# [Task to carry out]
Write out the listing below character for character, though without its pictures.
--
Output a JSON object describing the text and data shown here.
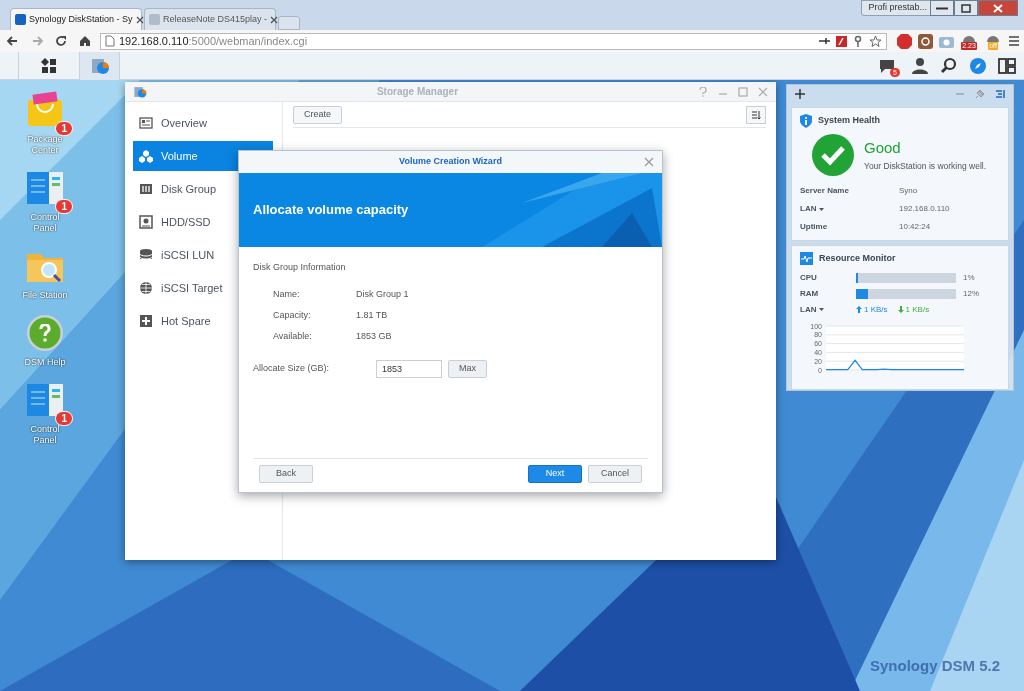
{
  "browser": {
    "tabs": [
      {
        "label": "Synology DiskStation - Sy",
        "selected": true
      },
      {
        "label": "ReleaseNote DS415play -",
        "selected": false
      }
    ],
    "profile": "Profi prestab...",
    "address": {
      "host": "192.168.0.110",
      "path": ":5000/webman/index.cgi"
    },
    "extension_badges": [
      "2.23",
      "off"
    ]
  },
  "taskbar": {
    "notification_count": "5"
  },
  "desktop": {
    "icons": [
      {
        "kind": "package",
        "label": "Package Center",
        "badge": "1"
      },
      {
        "kind": "panel",
        "label": "Control Panel",
        "badge": "1"
      },
      {
        "kind": "folder",
        "label": "File Station"
      },
      {
        "kind": "help",
        "label": "DSM Help"
      },
      {
        "kind": "panel",
        "label": "Control Panel",
        "badge": "1"
      }
    ],
    "wallpaper_logo": "Synology DSM 5.2"
  },
  "storage_manager": {
    "title": "Storage Manager",
    "sidebar": [
      {
        "kind": "overview",
        "label": "Overview",
        "selected": false
      },
      {
        "kind": "volume",
        "label": "Volume",
        "selected": true
      },
      {
        "kind": "diskgroup",
        "label": "Disk Group",
        "selected": false
      },
      {
        "kind": "hdd",
        "label": "HDD/SSD",
        "selected": false
      },
      {
        "kind": "lun",
        "label": "iSCSI LUN",
        "selected": false
      },
      {
        "kind": "target",
        "label": "iSCSI Target",
        "selected": false
      },
      {
        "kind": "spare",
        "label": "Hot Spare",
        "selected": false
      }
    ],
    "toolbar": [
      "Create"
    ]
  },
  "wizard": {
    "title": "Volume Creation Wizard",
    "heading": "Allocate volume capacity",
    "section": "Disk Group Information",
    "rows": [
      {
        "label": "Name:",
        "value": "Disk Group 1"
      },
      {
        "label": "Capacity:",
        "value": "1.81 TB"
      },
      {
        "label": "Available:",
        "value": "1853 GB"
      }
    ],
    "allocate": {
      "label": "Allocate Size (GB):",
      "value": "1853",
      "button": "Max"
    },
    "buttons": {
      "back": "Back",
      "next": "Next",
      "cancel": "Cancel"
    }
  },
  "widgets": {
    "system_health": {
      "title": "System Health",
      "status": "Good",
      "message": "Your DiskStation is working well.",
      "rows": [
        {
          "label": "Server Name",
          "value": "Syno",
          "dropdown": false
        },
        {
          "label": "LAN",
          "value": "192.168.0.110",
          "dropdown": true
        },
        {
          "label": "Uptime",
          "value": "10:42:24",
          "dropdown": false
        }
      ]
    },
    "resource_monitor": {
      "title": "Resource Monitor",
      "meters": [
        {
          "label": "CPU",
          "level": 0.01,
          "reading": "1%"
        },
        {
          "label": "RAM",
          "level": 0.12,
          "reading": "12%"
        }
      ],
      "lan_label": "LAN",
      "upload": "1 KB/s",
      "download": "1 KB/s",
      "chart_data": {
        "type": "line",
        "grid": true,
        "yticks": [
          0,
          20,
          40,
          60,
          80,
          100
        ],
        "ylim": [
          0,
          100
        ],
        "series": [
          {
            "color": "#1e88e5",
            "values": [
              1,
              1,
              1,
              1,
              22,
              1,
              1,
              1,
              2,
              1,
              1,
              1,
              1,
              1,
              1,
              1,
              1,
              1,
              1,
              1
            ]
          }
        ]
      }
    }
  }
}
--
# [Finished task]
Output a JSON object describing the text and data shown here.
{
  "browser": {
    "tabs": [
      {
        "label": "Synology DiskStation - Sy",
        "selected": true
      },
      {
        "label": "ReleaseNote DS415play -",
        "selected": false
      }
    ],
    "profile": "Profi prestab...",
    "address": {
      "host": "192.168.0.110",
      "path": ":5000/webman/index.cgi"
    },
    "extension_badges": [
      "2.23",
      "off"
    ]
  },
  "taskbar": {
    "notification_count": "5"
  },
  "desktop": {
    "icons": [
      {
        "kind": "package",
        "label": "Package Center",
        "badge": "1"
      },
      {
        "kind": "panel",
        "label": "Control Panel",
        "badge": "1"
      },
      {
        "kind": "folder",
        "label": "File Station"
      },
      {
        "kind": "help",
        "label": "DSM Help"
      },
      {
        "kind": "panel",
        "label": "Control Panel",
        "badge": "1"
      }
    ],
    "wallpaper_logo": "Synology DSM 5.2"
  },
  "storage_manager": {
    "title": "Storage Manager",
    "sidebar": [
      {
        "kind": "overview",
        "label": "Overview",
        "selected": false
      },
      {
        "kind": "volume",
        "label": "Volume",
        "selected": true
      },
      {
        "kind": "diskgroup",
        "label": "Disk Group",
        "selected": false
      },
      {
        "kind": "hdd",
        "label": "HDD/SSD",
        "selected": false
      },
      {
        "kind": "lun",
        "label": "iSCSI LUN",
        "selected": false
      },
      {
        "kind": "target",
        "label": "iSCSI Target",
        "selected": false
      },
      {
        "kind": "spare",
        "label": "Hot Spare",
        "selected": false
      }
    ],
    "toolbar": [
      "Create"
    ]
  },
  "wizard": {
    "title": "Volume Creation Wizard",
    "heading": "Allocate volume capacity",
    "section": "Disk Group Information",
    "rows": [
      {
        "label": "Name:",
        "value": "Disk Group 1"
      },
      {
        "label": "Capacity:",
        "value": "1.81 TB"
      },
      {
        "label": "Available:",
        "value": "1853 GB"
      }
    ],
    "allocate": {
      "label": "Allocate Size (GB):",
      "value": "1853",
      "button": "Max"
    },
    "buttons": {
      "back": "Back",
      "next": "Next",
      "cancel": "Cancel"
    }
  },
  "widgets": {
    "system_health": {
      "title": "System Health",
      "status": "Good",
      "message": "Your DiskStation is working well.",
      "rows": [
        {
          "label": "Server Name",
          "value": "Syno",
          "dropdown": false
        },
        {
          "label": "LAN",
          "value": "192.168.0.110",
          "dropdown": true
        },
        {
          "label": "Uptime",
          "value": "10:42:24",
          "dropdown": false
        }
      ]
    },
    "resource_monitor": {
      "title": "Resource Monitor",
      "meters": [
        {
          "label": "CPU",
          "level": 0.01,
          "reading": "1%"
        },
        {
          "label": "RAM",
          "level": 0.12,
          "reading": "12%"
        }
      ],
      "lan_label": "LAN",
      "upload": "1 KB/s",
      "download": "1 KB/s",
      "chart_data": {
        "type": "line",
        "grid": true,
        "yticks": [
          0,
          20,
          40,
          60,
          80,
          100
        ],
        "ylim": [
          0,
          100
        ],
        "series": [
          {
            "color": "#1e88e5",
            "values": [
              1,
              1,
              1,
              1,
              22,
              1,
              1,
              1,
              2,
              1,
              1,
              1,
              1,
              1,
              1,
              1,
              1,
              1,
              1,
              1
            ]
          }
        ]
      }
    }
  }
}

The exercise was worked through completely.